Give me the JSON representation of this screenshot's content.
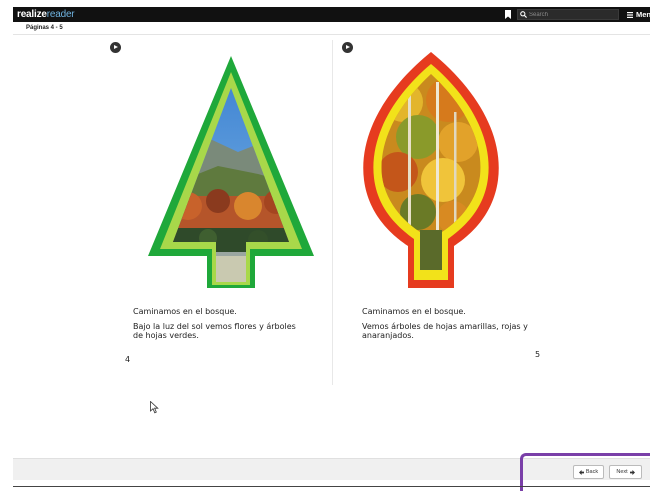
{
  "header": {
    "logo_main": "realize",
    "logo_accent": "reader",
    "search_placeholder": "Search",
    "menu_label": "Menu",
    "icons": [
      "bookmark-icon",
      "search-icon",
      "hamburger-icon"
    ]
  },
  "subheader": {
    "pages_label": "Páginas 4 - 5"
  },
  "left_page": {
    "line1": "Caminamos en el bosque.",
    "line2": "Bajo la luz del sol vemos flores y árboles de hojas verdes.",
    "number": "4"
  },
  "right_page": {
    "line1": "Caminamos en el bosque.",
    "line2": "Vemos árboles de hojas amarillas, rojas y anaranjados.",
    "number": "5"
  },
  "footer": {
    "back_label": "Back",
    "next_label": "Next"
  },
  "colors": {
    "topbar": "#111111",
    "tree_outer": "#1fa83a",
    "tree_inner": "#a8d84a",
    "leaf_outer": "#e63b1f",
    "leaf_inner": "#f2e21a",
    "highlight": "#7a3fa8"
  }
}
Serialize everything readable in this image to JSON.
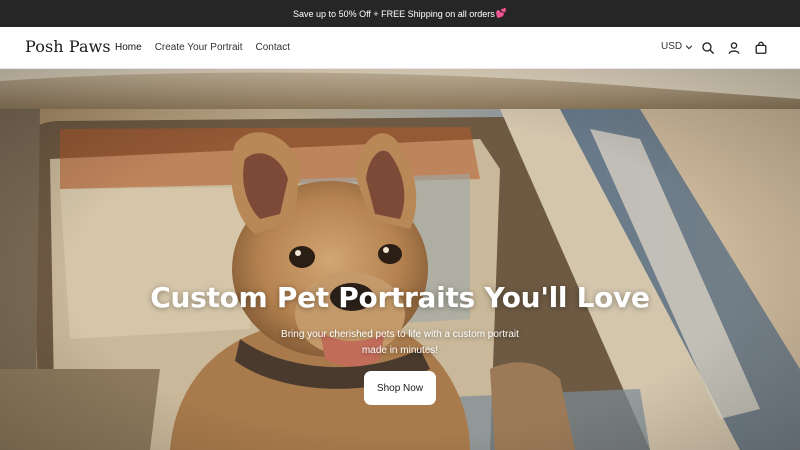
{
  "announcement": {
    "text": "Save up to 50% Off + FREE Shipping on all orders",
    "emoji": "💕"
  },
  "header": {
    "logo": "Posh Paws",
    "nav": [
      {
        "label": "Home"
      },
      {
        "label": "Create Your Portrait"
      },
      {
        "label": "Contact"
      }
    ],
    "currency": "USD",
    "icons": [
      "search-icon",
      "account-icon",
      "cart-icon"
    ]
  },
  "hero": {
    "title": "Custom Pet Portraits You'll Love",
    "subtitle": "Bring your cherished pets to life with a custom portrait made in minutes!",
    "cta": "Shop Now"
  },
  "colors": {
    "announcement_bg": "#262626",
    "button_bg": "#ffffff",
    "text": "#1a1a1a"
  }
}
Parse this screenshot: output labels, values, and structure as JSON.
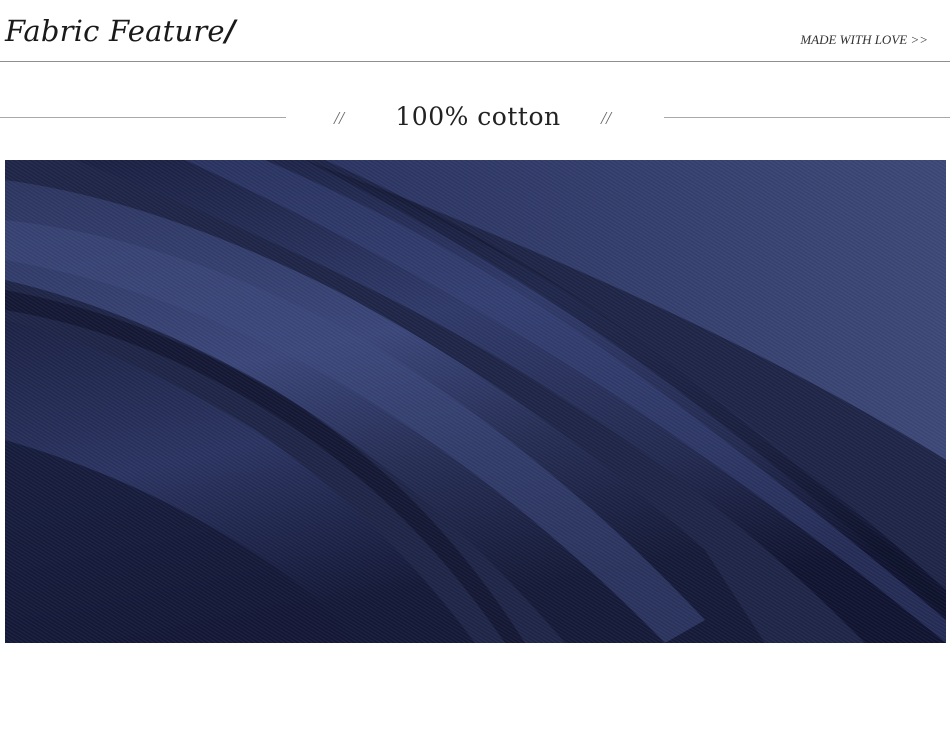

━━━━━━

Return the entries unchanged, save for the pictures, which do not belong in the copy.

### RESPONSE TO THE EXERCISE
Give me the JSON representation of this screenshot's content.
{
  "header": {
    "logo_main": "realize",
    "logo_accent": "reader",
    "search_placeholder": "Search",
    "menu_label": "Menu",
    "icons": [
      "bookmark-icon",
      "search-icon",
      "hamburger-icon"
    ]
  },
  "subheader": {
    "pages_label": "Páginas 4 - 5"
  },
  "left_page": {
    "line1": "Caminamos en el bosque.",
    "line2": "Bajo la luz del sol vemos flores y árboles de hojas verdes.",
    "number": "4"
  },
  "right_page": {
    "line1": "Caminamos en el bosque.",
    "line2": "Vemos árboles de hojas amarillas, rojas y anaranjados.",
    "number": "5"
  },
  "footer": {
    "back_label": "Back",
    "next_label": "Next"
  },
  "colors": {
    "topbar": "#111111",
    "tree_outer": "#1fa83a",
    "tree_inner": "#a8d84a",
    "leaf_outer": "#e63b1f",
    "leaf_inner": "#f2e21a",
    "highlight": "#7a3fa8"
  }
}
Serialize everything readable in this image to JSON.
{
  "announcement": {
    "text": "Save up to 50% Off + FREE Shipping on all orders",
    "emoji": "💕"
  },
  "header": {
    "logo": "Posh Paws",
    "nav": [
      {
        "label": "Home"
      },
      {
        "label": "Create Your Portrait"
      },
      {
        "label": "Contact"
      }
    ],
    "currency": "USD",
    "icons": [
      "search-icon",
      "account-icon",
      "cart-icon"
    ]
  },
  "hero": {
    "title": "Custom Pet Portraits You'll Love",
    "subtitle": "Bring your cherished pets to life with a custom portrait made in minutes!",
    "cta": "Shop Now"
  },
  "colors": {
    "announcement_bg": "#262626",
    "button_bg": "#ffffff",
    "text": "#1a1a1a"
  }
}
Parse this screenshot: output labels, values, and structure as JSON.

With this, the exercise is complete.